    38. PREVENTION & CONTROL • Hepatitis B vaccine • Hepatitis B immunoglobulin • Passive active immunization • Other measures

    39. HEPATITIS B VACCINE • Recombinant hepatitis B vaccine-1986 • Monovalent & Fixed combination(DPT, Hib, hepatitisA, inactivated polio) • Storage : 2-8˙C (avoid freezing) • Dose: • Adults: • 10-20 micrograms • Deltoid • Children : • Half the dose • Antero lateral aspect of thigh • Schedule: 0,1,6 mths

    40. National immunization schedule: • 3 dose schedule :At birth, along with 1st & 3rd dose of DPT • 4 dose schedule: At birth, 6,10,& 14 weeks • Monovalent or combined • Minimum interval between the doses are 4 weeks • If prevalence is > 8%- within 24 hrs of birth • Duration of protection: 15 yrs • Protective antibody levels-> 95% (infants, children & young adults) • More than 40yrs – protection <90% • More than 60yrs- protection 65-75% • Low birth weight babies

    41. Reduced immunogenicity: • Diabetes • Chronic renal failure • Chronic liver disease • HIV infection • If interrupted ? • as soon as possible • restarting not required • Recommnended for: • < 18 yrs of age • High risk group • International travellers • Contraindicated: • H/O allergy to vaccine components

    42. Hepatitis B immunoglobulin • Immediate protection • Used for acutely exposed: surgeons, lab workers, nurses, newborns of carrier mothers, sexual contacts of hepatitis B patients, liver transplanted patients • Within 6 hrs-48 hrs • Recommended dose: 0.05-0.07 ml/kg (2 doses,30 days apart) • Short term passive protection – 3 mths • No long term prophylaxis • limited availability • High cost • Risk complications

    43. Passive-active immunization • Combined HBIG & hepatitis B vaccine more efficacious • Recommended: • newborn babies of carrier mothers • Accidental exposure • Dose: 0.05-0.07 ml/kg within24 hrs • Hepatitis B vaccine 1.0ml, IM within 7 days of exposure, 2nd & 3rd dose at 1 & 6 months after 1st dose Other measures • Screening of blood donors • Adequate sterilization • Practice simple hygiene measures • Carriers- no sharing, barrier contraception, no blood donation

    44. HEPATITIS C

    45. MAGNITUDE • GLOBAL: • worldwide 3% infected • 3-4 million persons newly infected every year • 70% among newly infected- chronic hepatitis • INDIA: • 1/4th of all chronic liver cases • 12.5 million carriers • Seroprevalence among donors- 0.48%(Vellore) – 1.85%(Delhi)

    46. NATURAL HISTORY OF DISEASE

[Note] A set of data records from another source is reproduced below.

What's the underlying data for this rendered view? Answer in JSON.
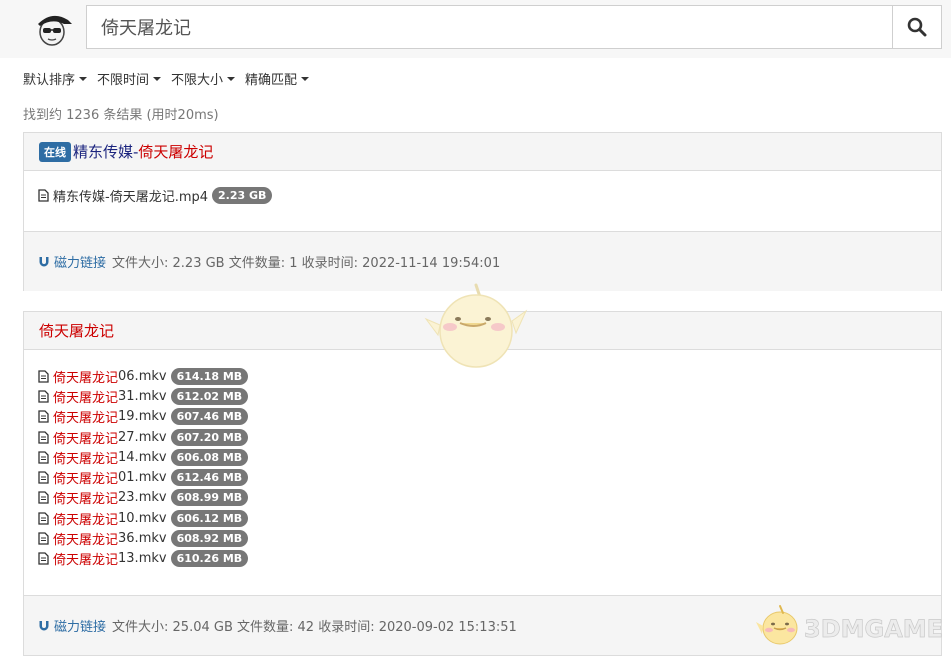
{
  "search": {
    "query": "倚天屠龙记"
  },
  "filters": [
    {
      "label": "默认排序"
    },
    {
      "label": "不限时间"
    },
    {
      "label": "不限大小"
    },
    {
      "label": "精确匹配"
    }
  ],
  "result_count": "找到约 1236 条结果 (用时20ms)",
  "results": [
    {
      "badge": "在线",
      "title_prefix": "精东传媒-",
      "title_highlight": "倚天屠龙记",
      "files": [
        {
          "name": "精东传媒-倚天屠龙记.mp4",
          "size": "2.23 GB"
        }
      ],
      "footer": {
        "magnet_label": "磁力链接",
        "info": "文件大小: 2.23 GB 文件数量: 1 收录时间: 2022-11-14 19:54:01"
      }
    },
    {
      "title_highlight": "倚天屠龙记",
      "files": [
        {
          "name_highlight": "倚天屠龙记",
          "name_rest": "06.mkv",
          "size": "614.18 MB"
        },
        {
          "name_highlight": "倚天屠龙记",
          "name_rest": "31.mkv",
          "size": "612.02 MB"
        },
        {
          "name_highlight": "倚天屠龙记",
          "name_rest": "19.mkv",
          "size": "607.46 MB"
        },
        {
          "name_highlight": "倚天屠龙记",
          "name_rest": "27.mkv",
          "size": "607.20 MB"
        },
        {
          "name_highlight": "倚天屠龙记",
          "name_rest": "14.mkv",
          "size": "606.08 MB"
        },
        {
          "name_highlight": "倚天屠龙记",
          "name_rest": "01.mkv",
          "size": "612.46 MB"
        },
        {
          "name_highlight": "倚天屠龙记",
          "name_rest": "23.mkv",
          "size": "608.99 MB"
        },
        {
          "name_highlight": "倚天屠龙记",
          "name_rest": "10.mkv",
          "size": "606.12 MB"
        },
        {
          "name_highlight": "倚天屠龙记",
          "name_rest": "36.mkv",
          "size": "608.92 MB"
        },
        {
          "name_highlight": "倚天屠龙记",
          "name_rest": "13.mkv",
          "size": "610.26 MB"
        }
      ],
      "footer": {
        "magnet_label": "磁力链接",
        "info": "文件大小: 25.04 GB 文件数量: 42 收录时间: 2020-09-02 15:13:51"
      }
    }
  ],
  "watermark": {
    "text": "3DMGAME"
  },
  "colors": {
    "highlight": "#cc0000",
    "title_link": "#1a237e",
    "badge_blue": "#2e6da4",
    "size_badge": "#777777",
    "panel_bg": "#f5f5f5"
  }
}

    47. EPIDEMIOLOGICAL DETERMINANTS • AGENT: • Flaviviridae family • 6 genotypes & 100 sub types • HOST: • High risk group - recipients of blood transfusion, health care personnel, homosexuals, drug abusers & infants of carriers • MODE OF TRANSMISSION: • Parenteral route • Perinatal route • Sexual transmission • INCUBATION PERIOD: • 15-150 days

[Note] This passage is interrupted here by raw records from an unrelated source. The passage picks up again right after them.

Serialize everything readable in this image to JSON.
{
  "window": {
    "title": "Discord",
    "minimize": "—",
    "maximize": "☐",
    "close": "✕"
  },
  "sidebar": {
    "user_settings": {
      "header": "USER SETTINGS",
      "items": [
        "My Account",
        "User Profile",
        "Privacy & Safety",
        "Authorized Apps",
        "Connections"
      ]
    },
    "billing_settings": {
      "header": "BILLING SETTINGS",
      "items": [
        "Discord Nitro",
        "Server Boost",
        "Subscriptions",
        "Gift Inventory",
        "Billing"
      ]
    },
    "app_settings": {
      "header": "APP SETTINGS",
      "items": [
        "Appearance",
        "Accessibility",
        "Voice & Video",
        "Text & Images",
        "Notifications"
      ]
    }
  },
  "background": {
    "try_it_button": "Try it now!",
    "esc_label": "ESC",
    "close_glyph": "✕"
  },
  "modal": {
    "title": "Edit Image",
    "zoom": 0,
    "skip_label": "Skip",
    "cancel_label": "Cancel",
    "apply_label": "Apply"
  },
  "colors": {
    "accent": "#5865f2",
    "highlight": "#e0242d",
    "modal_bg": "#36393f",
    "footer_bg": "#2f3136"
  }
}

    48. CLINICAL FEATURES • 80% -asymptomatic • 15-30% - develop jaundice • 80% of newly infected develop chronic hepatitis • Cirrhosis-10-20% • Liver cancer-5-10% (in 20-30 yrs)